First we need to find the equation for the line passes through (1,2) and (3,4)

y-y1= m(x-x1)

m= (y2-y1)/(x2-x1) = (4-2)/(3-1) = 2/2 = 1

Then:

y-2= 1(x-1)

y= x-1 + 2

y= x+1

y-x-1=0

Now we need to find the distance between the line y-x-1=0 and the point (0,0)

d= l(ax+by + cl/sqrt(a^2 + b^2)

= 0+0 -1/sqrt(1+1) = l-1l/sqrt2 = 1/sqrt2= sqrt2/2

Then the distance is '2sqrt/2' units.

The equation of the line joining (x1, y1) and (x2,y2) is:

y-y1 = (y2-y1)/(x2-x1) . Given (x1,y1) = (1,2) and (x2,y2) = (3,4).

So the equation of the line joining (1,2) (3,4) is:

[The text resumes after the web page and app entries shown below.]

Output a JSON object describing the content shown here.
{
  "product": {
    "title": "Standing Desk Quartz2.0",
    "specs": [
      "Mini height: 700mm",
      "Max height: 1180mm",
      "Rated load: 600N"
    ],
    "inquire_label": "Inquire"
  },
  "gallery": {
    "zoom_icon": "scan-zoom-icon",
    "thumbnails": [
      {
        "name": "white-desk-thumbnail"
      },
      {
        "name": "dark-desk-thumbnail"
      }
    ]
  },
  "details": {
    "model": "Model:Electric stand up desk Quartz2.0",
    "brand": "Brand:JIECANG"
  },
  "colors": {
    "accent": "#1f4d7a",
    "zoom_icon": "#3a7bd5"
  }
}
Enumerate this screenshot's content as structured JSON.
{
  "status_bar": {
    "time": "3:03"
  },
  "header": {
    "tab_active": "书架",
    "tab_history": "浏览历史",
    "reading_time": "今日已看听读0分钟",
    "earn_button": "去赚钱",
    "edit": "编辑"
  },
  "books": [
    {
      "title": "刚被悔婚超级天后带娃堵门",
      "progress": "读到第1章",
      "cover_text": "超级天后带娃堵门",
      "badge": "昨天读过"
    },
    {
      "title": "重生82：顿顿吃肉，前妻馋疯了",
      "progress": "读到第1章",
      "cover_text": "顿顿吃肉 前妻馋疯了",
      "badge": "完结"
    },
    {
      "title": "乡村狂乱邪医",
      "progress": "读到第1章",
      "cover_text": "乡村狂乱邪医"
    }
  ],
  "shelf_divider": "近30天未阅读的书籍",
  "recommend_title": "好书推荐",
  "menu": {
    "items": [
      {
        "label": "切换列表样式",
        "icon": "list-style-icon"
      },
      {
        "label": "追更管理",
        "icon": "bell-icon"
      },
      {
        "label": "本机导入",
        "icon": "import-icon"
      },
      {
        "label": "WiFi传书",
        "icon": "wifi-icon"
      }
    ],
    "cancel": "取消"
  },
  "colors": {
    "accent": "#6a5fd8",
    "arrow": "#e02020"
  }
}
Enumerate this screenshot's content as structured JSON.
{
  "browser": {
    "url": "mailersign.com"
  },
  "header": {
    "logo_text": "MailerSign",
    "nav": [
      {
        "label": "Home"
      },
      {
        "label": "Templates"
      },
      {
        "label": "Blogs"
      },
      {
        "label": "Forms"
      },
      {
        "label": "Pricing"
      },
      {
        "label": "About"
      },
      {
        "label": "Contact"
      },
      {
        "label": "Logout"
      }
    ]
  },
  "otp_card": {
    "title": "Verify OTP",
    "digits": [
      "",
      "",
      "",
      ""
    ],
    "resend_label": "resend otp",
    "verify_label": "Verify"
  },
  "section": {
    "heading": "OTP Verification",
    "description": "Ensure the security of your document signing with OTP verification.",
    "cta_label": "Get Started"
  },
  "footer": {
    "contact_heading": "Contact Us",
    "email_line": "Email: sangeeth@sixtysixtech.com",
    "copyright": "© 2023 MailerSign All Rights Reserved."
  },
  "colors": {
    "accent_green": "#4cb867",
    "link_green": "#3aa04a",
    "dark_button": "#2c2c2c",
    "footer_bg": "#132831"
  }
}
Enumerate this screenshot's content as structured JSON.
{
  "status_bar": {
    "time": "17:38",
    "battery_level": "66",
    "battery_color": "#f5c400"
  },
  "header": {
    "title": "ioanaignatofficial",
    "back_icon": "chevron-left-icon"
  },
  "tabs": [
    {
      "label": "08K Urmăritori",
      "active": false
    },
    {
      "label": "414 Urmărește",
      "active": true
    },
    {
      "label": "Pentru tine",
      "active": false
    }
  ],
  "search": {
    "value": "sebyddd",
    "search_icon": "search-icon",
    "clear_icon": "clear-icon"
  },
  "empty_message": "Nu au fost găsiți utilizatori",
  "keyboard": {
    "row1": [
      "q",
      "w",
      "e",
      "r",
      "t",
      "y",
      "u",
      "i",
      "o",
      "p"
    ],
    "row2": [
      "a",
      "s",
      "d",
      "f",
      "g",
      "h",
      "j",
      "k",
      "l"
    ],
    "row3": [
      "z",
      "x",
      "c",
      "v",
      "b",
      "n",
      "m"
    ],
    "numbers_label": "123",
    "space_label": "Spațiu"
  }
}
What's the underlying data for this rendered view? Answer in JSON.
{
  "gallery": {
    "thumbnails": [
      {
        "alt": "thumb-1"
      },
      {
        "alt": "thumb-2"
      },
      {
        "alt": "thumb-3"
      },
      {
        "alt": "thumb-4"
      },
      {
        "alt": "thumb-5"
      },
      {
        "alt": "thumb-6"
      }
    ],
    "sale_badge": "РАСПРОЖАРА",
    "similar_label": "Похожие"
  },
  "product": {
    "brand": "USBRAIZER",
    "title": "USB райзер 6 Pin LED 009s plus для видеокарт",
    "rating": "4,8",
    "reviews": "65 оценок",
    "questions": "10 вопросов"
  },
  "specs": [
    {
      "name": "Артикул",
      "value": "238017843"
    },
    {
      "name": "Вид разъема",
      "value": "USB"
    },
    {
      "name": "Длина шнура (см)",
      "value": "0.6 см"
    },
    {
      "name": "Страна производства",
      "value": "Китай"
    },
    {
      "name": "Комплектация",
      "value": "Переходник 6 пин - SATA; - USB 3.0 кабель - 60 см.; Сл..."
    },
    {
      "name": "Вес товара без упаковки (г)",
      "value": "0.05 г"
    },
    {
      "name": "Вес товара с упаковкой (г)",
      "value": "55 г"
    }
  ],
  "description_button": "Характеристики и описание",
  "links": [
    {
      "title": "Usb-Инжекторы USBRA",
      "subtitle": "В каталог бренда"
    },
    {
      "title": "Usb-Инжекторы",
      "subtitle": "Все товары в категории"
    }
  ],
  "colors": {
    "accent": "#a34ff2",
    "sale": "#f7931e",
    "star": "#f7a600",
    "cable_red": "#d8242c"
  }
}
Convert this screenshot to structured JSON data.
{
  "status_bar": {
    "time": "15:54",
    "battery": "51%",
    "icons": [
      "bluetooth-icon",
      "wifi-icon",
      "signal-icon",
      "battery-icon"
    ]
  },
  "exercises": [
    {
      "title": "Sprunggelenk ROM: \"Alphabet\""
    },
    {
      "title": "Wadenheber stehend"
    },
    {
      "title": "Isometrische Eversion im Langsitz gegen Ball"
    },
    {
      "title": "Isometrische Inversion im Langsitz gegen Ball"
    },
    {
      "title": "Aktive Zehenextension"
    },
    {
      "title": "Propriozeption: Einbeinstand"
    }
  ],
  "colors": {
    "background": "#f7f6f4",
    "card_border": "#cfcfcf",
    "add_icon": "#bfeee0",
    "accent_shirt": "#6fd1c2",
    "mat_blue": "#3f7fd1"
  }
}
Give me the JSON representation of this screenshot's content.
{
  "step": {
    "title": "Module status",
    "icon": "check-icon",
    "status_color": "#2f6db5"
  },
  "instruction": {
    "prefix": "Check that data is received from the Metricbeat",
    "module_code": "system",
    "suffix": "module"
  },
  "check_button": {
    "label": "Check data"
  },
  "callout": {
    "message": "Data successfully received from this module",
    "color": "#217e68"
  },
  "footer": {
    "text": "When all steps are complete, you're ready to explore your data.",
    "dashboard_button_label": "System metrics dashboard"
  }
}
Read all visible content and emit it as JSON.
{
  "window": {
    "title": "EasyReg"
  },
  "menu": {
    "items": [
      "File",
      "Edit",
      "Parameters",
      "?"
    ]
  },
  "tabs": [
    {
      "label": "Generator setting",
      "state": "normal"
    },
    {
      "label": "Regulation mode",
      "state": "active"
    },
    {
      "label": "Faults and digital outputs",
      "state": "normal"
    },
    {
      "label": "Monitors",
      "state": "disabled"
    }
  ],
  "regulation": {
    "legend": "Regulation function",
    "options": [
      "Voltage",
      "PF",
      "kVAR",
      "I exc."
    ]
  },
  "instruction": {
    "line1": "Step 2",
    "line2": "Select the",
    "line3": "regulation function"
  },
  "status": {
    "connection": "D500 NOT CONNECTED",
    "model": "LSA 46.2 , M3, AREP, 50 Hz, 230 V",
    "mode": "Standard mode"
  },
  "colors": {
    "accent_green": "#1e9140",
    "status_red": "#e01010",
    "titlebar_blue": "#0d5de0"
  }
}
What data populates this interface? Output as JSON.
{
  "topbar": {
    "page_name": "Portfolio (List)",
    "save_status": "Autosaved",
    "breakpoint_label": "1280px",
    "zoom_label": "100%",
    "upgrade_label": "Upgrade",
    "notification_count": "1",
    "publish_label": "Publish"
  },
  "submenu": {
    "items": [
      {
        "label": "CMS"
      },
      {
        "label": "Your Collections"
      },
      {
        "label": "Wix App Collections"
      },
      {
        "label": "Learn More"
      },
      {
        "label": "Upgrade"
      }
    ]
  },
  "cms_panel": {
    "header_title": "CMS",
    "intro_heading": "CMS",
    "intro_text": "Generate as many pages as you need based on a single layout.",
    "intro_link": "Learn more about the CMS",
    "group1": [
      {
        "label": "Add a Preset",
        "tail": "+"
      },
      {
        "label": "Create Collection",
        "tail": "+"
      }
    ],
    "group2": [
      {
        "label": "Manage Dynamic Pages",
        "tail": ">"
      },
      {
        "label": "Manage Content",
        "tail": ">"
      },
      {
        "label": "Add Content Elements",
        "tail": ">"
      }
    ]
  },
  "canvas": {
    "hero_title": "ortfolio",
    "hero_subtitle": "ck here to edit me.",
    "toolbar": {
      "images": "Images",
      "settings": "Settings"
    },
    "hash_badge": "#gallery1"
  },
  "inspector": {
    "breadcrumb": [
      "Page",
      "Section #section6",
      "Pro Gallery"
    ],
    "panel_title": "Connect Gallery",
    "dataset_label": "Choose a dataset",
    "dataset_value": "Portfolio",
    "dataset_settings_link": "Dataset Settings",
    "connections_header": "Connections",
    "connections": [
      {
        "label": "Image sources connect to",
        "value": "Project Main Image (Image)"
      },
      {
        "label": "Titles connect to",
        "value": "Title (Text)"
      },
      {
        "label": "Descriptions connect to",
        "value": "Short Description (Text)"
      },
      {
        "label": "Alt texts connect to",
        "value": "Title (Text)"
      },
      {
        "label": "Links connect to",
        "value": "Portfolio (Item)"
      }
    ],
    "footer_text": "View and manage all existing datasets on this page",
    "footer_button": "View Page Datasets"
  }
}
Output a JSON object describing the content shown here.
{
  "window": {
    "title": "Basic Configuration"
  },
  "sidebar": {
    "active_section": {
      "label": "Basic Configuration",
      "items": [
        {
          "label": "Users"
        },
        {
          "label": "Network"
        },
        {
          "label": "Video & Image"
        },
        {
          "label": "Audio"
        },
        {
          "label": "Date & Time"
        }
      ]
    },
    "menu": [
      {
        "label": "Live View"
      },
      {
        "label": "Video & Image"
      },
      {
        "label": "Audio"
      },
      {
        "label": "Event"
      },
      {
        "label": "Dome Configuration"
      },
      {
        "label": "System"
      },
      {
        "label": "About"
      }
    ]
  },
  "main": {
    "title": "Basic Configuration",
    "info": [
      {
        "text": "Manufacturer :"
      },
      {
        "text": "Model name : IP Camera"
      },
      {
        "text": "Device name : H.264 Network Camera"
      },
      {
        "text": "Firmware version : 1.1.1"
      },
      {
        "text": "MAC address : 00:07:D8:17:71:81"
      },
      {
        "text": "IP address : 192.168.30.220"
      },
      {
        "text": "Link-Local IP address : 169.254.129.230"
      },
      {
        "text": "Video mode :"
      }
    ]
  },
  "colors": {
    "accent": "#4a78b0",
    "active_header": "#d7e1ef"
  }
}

y-2 = (4-2)/((3-1) {x-1}

y-2 = (x-1)

0 = x-y-1+2

x-y+1 = 0.....................(1)

The distance d of the the point (x1, y1) from the line ax+bx+c is given by:

d = | |(ax1+by1+c)/sqrt(a^2+b^2)|

Therefore , the distance d of (0 , 0 ) from the line at (1) is:

d |( 1*00-1*0+1)/sqrt[1^2+(-1)^2] = 1/sqrt2.

The distance from the origin to the line that passes through the given points is the perpendicular to that line.

We have to determine the equation of the line that passes through the given points.

Because we know the coordinates of the points, we'll calculate the equation of the line in this way:

(x-x1)*(y2-y1)=(y-y1)(x2-x1)

(x-1)(4-2)=(y-2)(3-1)

2(x-1)=2(y-2)

We'll divide by 2 both sides:

x-1 = y-2

The equation will become:

l: y-x-1=0

The distance between a point and a line is:

d(O,l)=|(-1*0+1*0-1)|/sqrt[(-1)^2+(1)^2]

**d(O,l) = |-1|/sqrt 2**

**d(O,l) = (sqrt 2)/2**

The equation of the line between (1,2) and (3,4) is

y-2={(4-2)/(3-1)}(x-1)=(x-1)

Now y-2=x-1 can be written in the form y=x+1.

The distance of a point (a,b) from a line y=mx+c is

|b-ma-c|/((m^2+1))^(1/2)

The distance of (0,0) from the line y=x+1 is:

|0-0-1|/((1^2+1))^(1/2)= **1/sqrt 2**